Review: The Slow Roll

Reviewed by Greg Fleming

Simon Lendrum’s The Slow Roll is a brilliantly written and intriguing debut crime novel, set in Auckland and featuring two lead characters with intelligence and empathy who just leave you wanting more to read.

The Slow Roll’s O’Malley isn’t your normal private eye. He doesn’t have an office or even PI license; he’s spent time in prison and makes his living playing poker. But if you ask around certain circles in Auckland, this rather large part Irish, part Polynesian “pretend detective” is the man to contact if the police, for whatever reason, won’t help. He’s a man who has connections on both sides of the law thanks to a rough upbringing and that prison stint.

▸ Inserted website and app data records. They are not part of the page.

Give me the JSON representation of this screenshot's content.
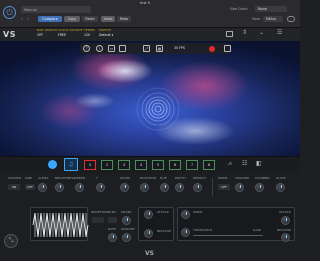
{
  "host": {
    "title": "Inst 9",
    "preset_value": "Manual",
    "buttons": {
      "compare": "Compare",
      "copy": "Copy",
      "paste": "Paste",
      "undo": "Undo",
      "redo": "Redo"
    },
    "side_chain_label": "Side Chain:",
    "side_chain_value": "None",
    "view_label": "View:",
    "view_value": "Editor"
  },
  "plugin": {
    "logo": "VS",
    "header_fields": [
      {
        "label": "BAR LENGTH",
        "value": "OFF"
      },
      {
        "label": "CLOCK SOURCE",
        "value": "FREE"
      },
      {
        "label": "TEMPO",
        "value": "120"
      },
      {
        "label": "SWITCH",
        "value": "Default"
      }
    ]
  },
  "toolbar": {
    "fps": "30 FPS"
  },
  "scenes": [
    "1",
    "2",
    "3",
    "4",
    "5",
    "6",
    "7",
    "8"
  ],
  "controls": {
    "knobs_top": [
      {
        "label": "SHADER",
        "value": "ON"
      },
      {
        "label": "SIZE",
        "value": "OFF"
      },
      {
        "label": "ALPHA",
        "value": ""
      },
      {
        "label": "BRIGHTNESS",
        "value": ""
      },
      {
        "label": "SPEED",
        "value": ""
      },
      {
        "label": "Y",
        "value": ""
      },
      {
        "label": "ZOOM",
        "value": ""
      },
      {
        "label": "ROTATION",
        "value": ""
      },
      {
        "label": "HUE",
        "value": ""
      },
      {
        "label": "DEPTH",
        "value": ""
      },
      {
        "label": "DENSITY",
        "value": ""
      },
      {
        "label": "MODE",
        "value": "OFF"
      },
      {
        "label": "TRIGGER",
        "value": ""
      },
      {
        "label": "CHANNEL",
        "value": ""
      },
      {
        "label": "GLIDE",
        "value": ""
      }
    ],
    "lfo": {
      "waveform_label": "WAVEFORM",
      "sync_label": "SYNC",
      "phase_label": "PHASE",
      "rate_label": "RATE",
      "amount_label": "AMOUNT"
    },
    "env": {
      "attack_label": "ATTACK",
      "release_label": "RELEASE",
      "mode_label": "MODE",
      "threshold_label": "THRESHOLD",
      "gain_label": "GAIN",
      "attack2_label": "ATTACK",
      "release2_label": "RELEASE"
    },
    "footer_logo": "VS"
  }
}
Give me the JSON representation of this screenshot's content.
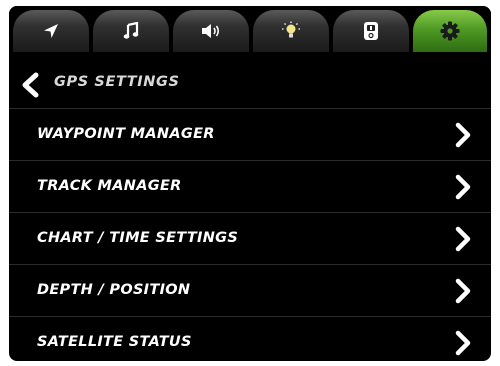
{
  "tabs": [
    {
      "name": "navigation",
      "icon": "navigation-arrow-icon",
      "active": false
    },
    {
      "name": "music",
      "icon": "music-note-icon",
      "active": false
    },
    {
      "name": "volume",
      "icon": "speaker-icon",
      "active": false
    },
    {
      "name": "lighting",
      "icon": "light-bulb-icon",
      "active": false
    },
    {
      "name": "remote",
      "icon": "remote-icon",
      "active": false
    },
    {
      "name": "settings",
      "icon": "gear-icon",
      "active": true
    }
  ],
  "header": {
    "back_icon": "chevron-left-icon",
    "title": "GPS SETTINGS"
  },
  "menu": {
    "items": [
      {
        "label": "WAYPOINT MANAGER",
        "icon": "chevron-right-icon"
      },
      {
        "label": "TRACK MANAGER",
        "icon": "chevron-right-icon"
      },
      {
        "label": "CHART / TIME SETTINGS",
        "icon": "chevron-right-icon"
      },
      {
        "label": "DEPTH / POSITION",
        "icon": "chevron-right-icon"
      },
      {
        "label": "SATELLITE STATUS",
        "icon": "chevron-right-icon"
      }
    ]
  },
  "colors": {
    "background": "#000000",
    "active_tab": "#4f9a24",
    "text": "#ffffff",
    "divider": "#2b2b2b"
  }
}
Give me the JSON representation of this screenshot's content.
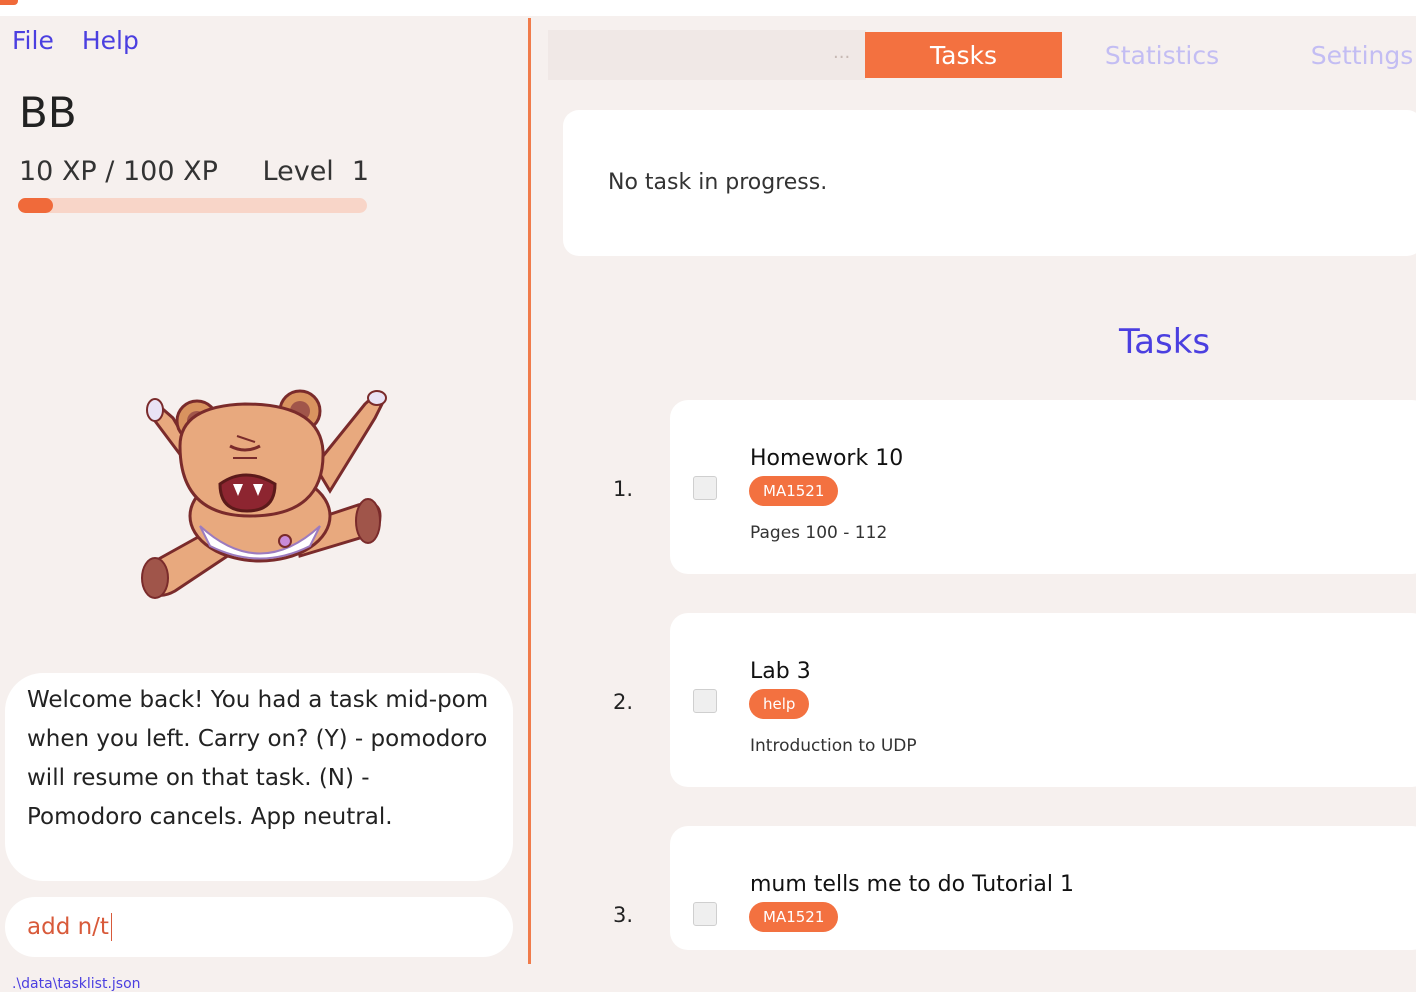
{
  "menu": {
    "file": "File",
    "help": "Help"
  },
  "user": {
    "name": "BB",
    "xp_text": "10 XP / 100 XP",
    "level_label": "Level",
    "level_value": "1",
    "xp_progress": 0.1
  },
  "chat": {
    "message": "Welcome back! You had a task mid-pom when you left. Carry on? (Y) - pomodoro will resume on that task. (N) - Pomodoro cancels. App neutral."
  },
  "command": {
    "value": "add n/t"
  },
  "status_bar": {
    "path": ".\\data\\tasklist.json"
  },
  "tabs": {
    "more": "...",
    "items": [
      {
        "label": "Tasks",
        "active": true
      },
      {
        "label": "Statistics",
        "active": false
      },
      {
        "label": "Settings",
        "active": false
      }
    ]
  },
  "progress": {
    "text": "No task in progress."
  },
  "task_section": {
    "title": "Tasks"
  },
  "tasks": [
    {
      "number": "1.",
      "name": "Homework 10",
      "tag": "MA1521",
      "description": "Pages 100 - 112"
    },
    {
      "number": "2.",
      "name": "Lab 3",
      "tag": "help",
      "description": "Introduction to UDP"
    },
    {
      "number": "3.",
      "name": "mum tells me to do Tutorial 1",
      "tag": "MA1521",
      "description": ""
    }
  ],
  "colors": {
    "accent": "#f37140",
    "link": "#4b3fe0",
    "background": "#f6f0ee",
    "xp_track": "#f8d5c8"
  },
  "icons": {
    "mascot": "angry-bear-mascot-icon"
  }
}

When a father, whose teenage daughter has gone missing, sidles up to him at the poker table and asks him to help locate her, O’Malley, always a sucker for a sob story, begrudgingly says he’ll see what he can do. This seemingly simple mission will lead O’Malley deep into the Auckland underworld – from gang pads to private poker games to the plush offices of dodgy lawyers and businessmen.

That’s the premise for Simon Lendrum’s debut novel. Like the serial literary detectives created by crime fiction greats like George Pelecanos, Walter Mosely and Robert Crais before him, Lendrum’s O’Malley is an outlier, a man who pursues the truth and stands up for those without a voice while wrestling with his own inner demons (he suffers night terrors and has had to clear all the furniture from his bedroom otherwise he’d wake up to find the floor littered with debris).

O’Malley would be a formidable prospect on his own but his secret weapon is his girlfriend Claire, a beautiful, tattooed psychology student who works at one of the hipper city bars, keeping leery men in check with her quick witted, no bullshit demeanour.

She also keeps O’Malley in line, nudging him in the right direction when he’s struggling with a case, providing wise counsel when his demons surface, accepting his strange behaviours (he rarely gets to sleep before 4am and never stays over) and psychological baggage. She also comes in handy when O’Malley needs a new vehicle for a stakeout.

After many years of procrastination, Lendrum, who has spent decades at the top of Auckland’s advertising industry and is currently CEO of the Commercial Communications Council, seized the opportunity the 2020 lockdown gave him and completed this fantastic novel in less than five months.

A long-time fan of crime fiction (Walter Mosely’s Easy Rawlins series is an abiding inspiration), Lendrum also brings his skills and experience as a poker player to the book. The titular “slow roll” is a poker move that’s considered the height of bad etiquette; revealing your winning hand late, just as your opponent reaches to swoop in their winnings.

There are quite a few nasty surprises awaiting O’Malley in this wildly entertaining ride, one that captures Auckland, in all its small city glory, like few novels before it: “It’s a sleepy part of the world and the population is too small to sustain around-the-clock entertainment and wouldn’t have the inclination even if it were available. But for night owls like O’Malley, there’s always somewhere to go…”

Lendrum’s sharp, wry prose hooks readers in from the start, introducing some meaty social issues into the narrative – family violence, trauma, Aotearoa New Zealand’s social inequity - without slowing the pace. The two lead characters are expertly drawn and the minor ones are just as deftly sketched; a computer hacker Milo who “lives on Red Bull and intrigue” or Jimmy the gang boss turned entrepreneur who lays out for O’Malley - and the reader - exactly how drug money is laundered in New Zealand and sent back to China in an intriguing couple of pages. This is one of the finest crime fiction debuts of the year and I can’t wait for the pair’s next adventure.

Reviewed by Greg Fleming